Proof. If p Î Z(T_{1}) È Z(T_{2}), then either p Î Z(T_{1}) or p Î Z(T_{2}), thus for any f Î T_{1} and g Î T_{2}, either f Î p or g Î p; hence fg Î p. This shows that p Î Z(T_{1}T_{2}). Conversely, if p Î Z(T_{1}T_{2}), and p  Z(T_{1}) say, then there is an f Î T_{1} such that f Ï p. Now for any g Î T_{2}, fg Î p implies that g Î p, so that p Î Z(T_{2}). This proves (a). The assertions (b) and (c) are obvious. Definition 2.4.2. We introduce the Zariski topology on A: a subset Y of A is closed if there exists a subset T of A such that Y = Z(T). (This is a topology by (2.4.1).) Proposition 2.4.3. If j^{o}: A^{o} ® B^{o} is a morphism of rings, then the map j: A ® B is continuous with respect to the Zariski topologies. Proof. If V = Z(T) is a closed subset of B with T Í B, then j^{1}(V) = Z(j(T)), so it is a closed subset of A. Thus we obtain a metric functor t: Ring^{op}® Top sending each affine ring A^{o} to the space A^{o} = Spec A. We now consider the presite (Ring^{op}, t). For any f Î A let D(f) = A  Z(f); D(f) is an open subset of A, called an elementary open subset of A. Proposition 2.4.4. Elementary open sets form an open basis for the Zariski topology on A. Proof. If U is an open subset of A with U = A  Z(T) for some T Í A, then U = È_{fÎT} (A  Z(f)) = È_{fÎT} D(f). Remark 2.4.5.
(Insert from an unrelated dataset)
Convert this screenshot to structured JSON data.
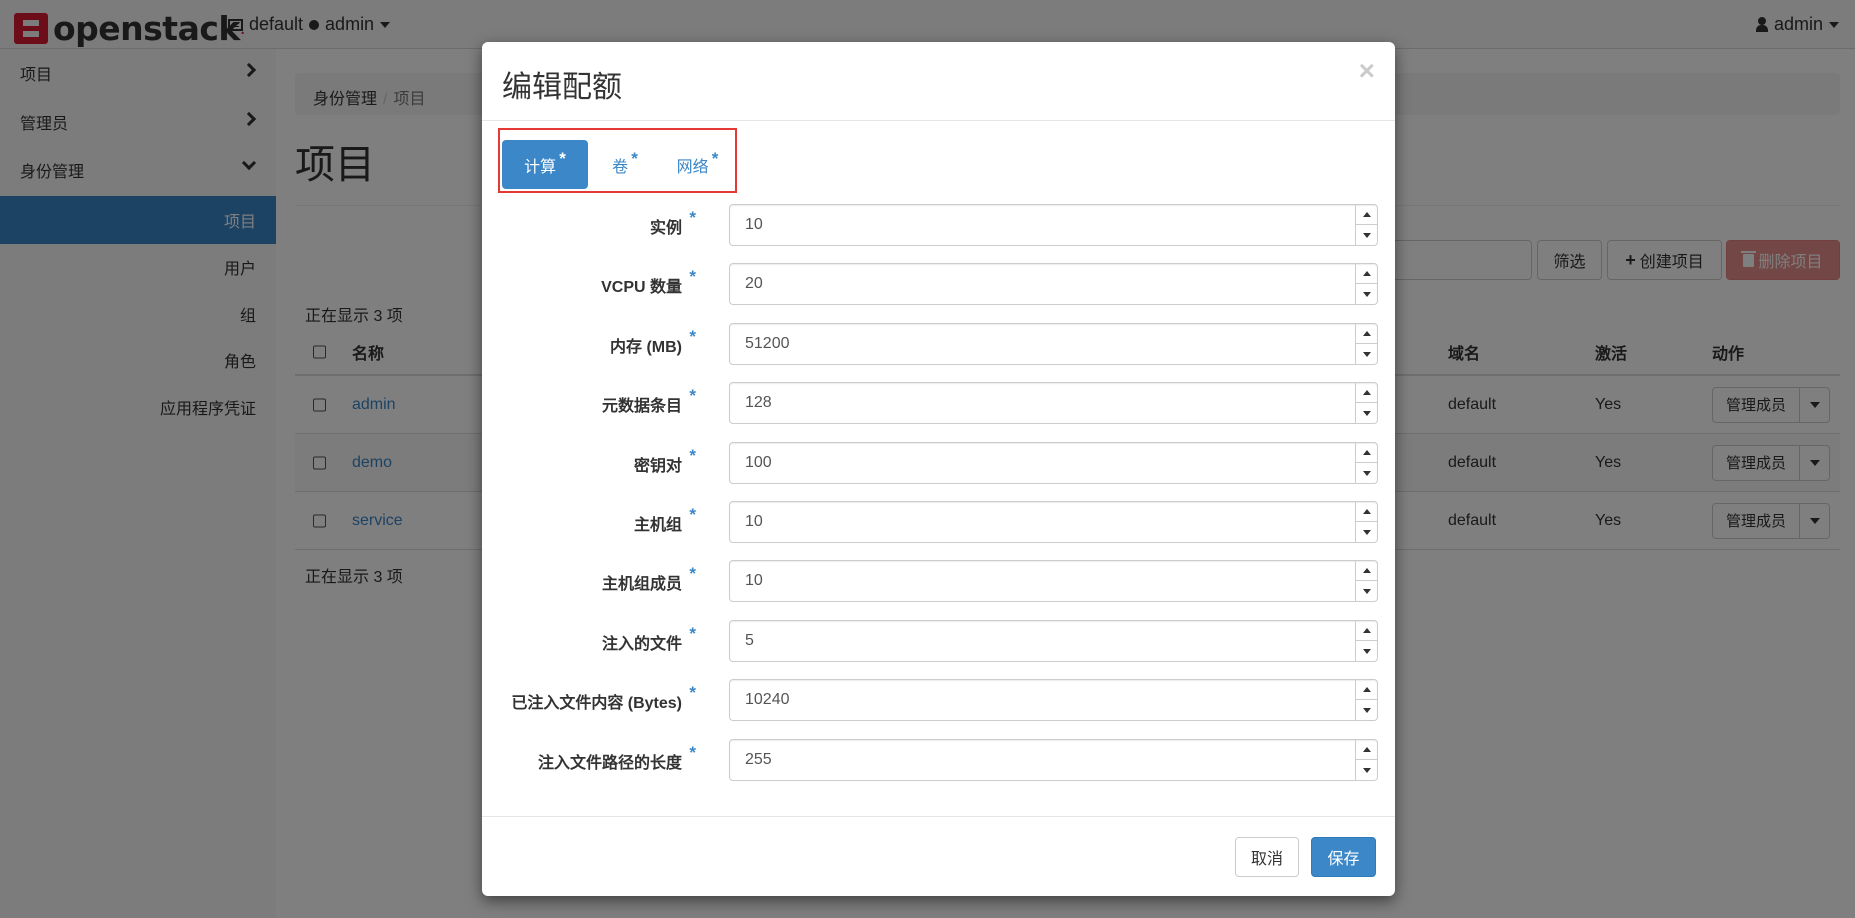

For any subset Y of A let I(Y) = {f
Î A f
Î p for all
p Î Y}.
Then I(Y) is a radical ideal of A (i.e., an ideal
which is equal to its own radical).
Lemma 2.4.6.
Suppose T is a subset of a ring A; then the following conditions are
equivalent:
Proof. A = È_{gÎT} D(g) if and only if I(Z(T)) = A, i.e., Ö(T) = A. Thus (T) = (1). So (a) implies (b). Similarly (c) implies (d). The equivalence of (b) and (c) is obvious. Finally (d) implies (a) trivially. Corollary 2.4.7. A is quasicompact for any affine ring A^{o}. Proposition 2.4.8. (Ring^{op}, t) is a metric site. Proof. Suppose A^{o} is an affine ring. For any f Î A, we show that the elementary open set D(f) Í A is effective. This would imply that Ring^{op} is a locally effective presite by (1.2.15) since elementary open sets form a basis for A and fibre products exist in Ring^{op}. Consider the morphism j^{o}: A_{f}^{o} d A^{o} induced by the canonical map j: A ® A_{f}. j is bicontinuous with the image D(f) in A. Suppose f^{o}: C^{o} ® A^{o} is a morphism such that f^{o}(C^{o}) Í D(f). Then f(f) is invertible in C. It follows by the universal property of localization that f: A ® C factors through the canonical map j: A ® A_{f}, thus f factors through j. This shows that j is effective. The subsite Field^{op} of Ring^{op} is separable (1.3.11) which is a generic subsite of Ring^{op}, thus Ring^{op} is separable. Proposition 2.4.9. (Ring^{op}, t) is a strict metrict site. Proof. We have to prove that the identity functor
Ring^{op} ®
Ring^{op} is a cosheaf. Suppose A^{o} is
an affine ring and {U_{i}} is an open effective cover of
A. We prove that A^{o} is the colimit of {U_{ij}}
where U_{ij} = U_{i} Ç
U_{j}. Since elementary open subsets of A form
a basis, and A is quasicompact, we may assume that {U_{i}}
is a finite cover consisting of elementary open subsets U_{i}
= A_{fi} with f_{i} Î
A. Thus it suffices to prove that the ring A is the limit
of A_{fi}.
Remark 2.4.10.
For any ring k let kAlg be the category of commutative
algebras over k. Then (kAlg)^{op} is isomorphic
to Ring^{op}_{/ko}. Thus (kAlg)^{o}
is also a strict metric site.